◆ Page and application data records
+ + + +
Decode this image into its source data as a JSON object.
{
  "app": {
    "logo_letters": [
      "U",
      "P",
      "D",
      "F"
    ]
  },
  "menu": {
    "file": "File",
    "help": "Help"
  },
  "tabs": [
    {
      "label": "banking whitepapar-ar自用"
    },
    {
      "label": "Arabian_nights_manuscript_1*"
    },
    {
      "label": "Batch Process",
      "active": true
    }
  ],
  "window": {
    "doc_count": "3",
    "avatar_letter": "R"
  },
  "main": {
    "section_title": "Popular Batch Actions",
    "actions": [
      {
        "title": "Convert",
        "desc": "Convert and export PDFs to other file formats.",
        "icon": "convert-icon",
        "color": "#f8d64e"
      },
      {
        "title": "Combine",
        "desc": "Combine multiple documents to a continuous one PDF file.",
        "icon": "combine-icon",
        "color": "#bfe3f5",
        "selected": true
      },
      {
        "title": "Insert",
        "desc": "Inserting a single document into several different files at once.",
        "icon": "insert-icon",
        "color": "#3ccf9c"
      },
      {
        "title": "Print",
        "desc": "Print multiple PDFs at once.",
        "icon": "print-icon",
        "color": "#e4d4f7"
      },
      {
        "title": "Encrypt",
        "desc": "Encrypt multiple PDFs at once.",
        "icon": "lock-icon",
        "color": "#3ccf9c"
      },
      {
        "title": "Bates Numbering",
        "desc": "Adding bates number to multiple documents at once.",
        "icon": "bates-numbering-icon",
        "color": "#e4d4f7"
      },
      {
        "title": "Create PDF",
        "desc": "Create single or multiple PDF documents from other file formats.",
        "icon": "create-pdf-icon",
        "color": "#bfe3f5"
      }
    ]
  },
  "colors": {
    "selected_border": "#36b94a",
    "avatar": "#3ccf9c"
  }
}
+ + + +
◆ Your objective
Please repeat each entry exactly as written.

◆ Solution for this exercise
Decode this image into its source data as a JSON object.
{
  "app": {
    "logo_letters": [
      "U",
      "P",
      "D",
      "F"
    ]
  },
  "menu": {
    "file": "File",
    "help": "Help"
  },
  "tabs": [
    {
      "label": "banking whitepapar-ar自用"
    },
    {
      "label": "Arabian_nights_manuscript_1*"
    },
    {
      "label": "Batch Process",
      "active": true
    }
  ],
  "window": {
    "doc_count": "3",
    "avatar_letter": "R"
  },
  "main": {
    "section_title": "Popular Batch Actions",
    "actions": [
      {
        "title": "Convert",
        "desc": "Convert and export PDFs to other file formats.",
        "icon": "convert-icon",
        "color": "#f8d64e"
      },
      {
        "title": "Combine",
        "desc": "Combine multiple documents to a continuous one PDF file.",
        "icon": "combine-icon",
        "color": "#bfe3f5",
        "selected": true
      },
      {
        "title": "Insert",
        "desc": "Inserting a single document into several different files at once.",
        "icon": "insert-icon",
        "color": "#3ccf9c"
      },
      {
        "title": "Print",
        "desc": "Print multiple PDFs at once.",
        "icon": "print-icon",
        "color": "#e4d4f7"
      },
      {
        "title": "Encrypt",
        "desc": "Encrypt multiple PDFs at once.",
        "icon": "lock-icon",
        "color": "#3ccf9c"
      },
      {
        "title": "Bates Numbering",
        "desc": "Adding bates number to multiple documents at once.",
        "icon": "bates-numbering-icon",
        "color": "#e4d4f7"
      },
      {
        "title": "Create PDF",
        "desc": "Create single or multiple PDF documents from other file formats.",
        "icon": "create-pdf-icon",
        "color": "#bfe3f5"
      }
    ]
  },
  "colors": {
    "selected_border": "#36b94a",
    "avatar": "#3ccf9c"
  }
}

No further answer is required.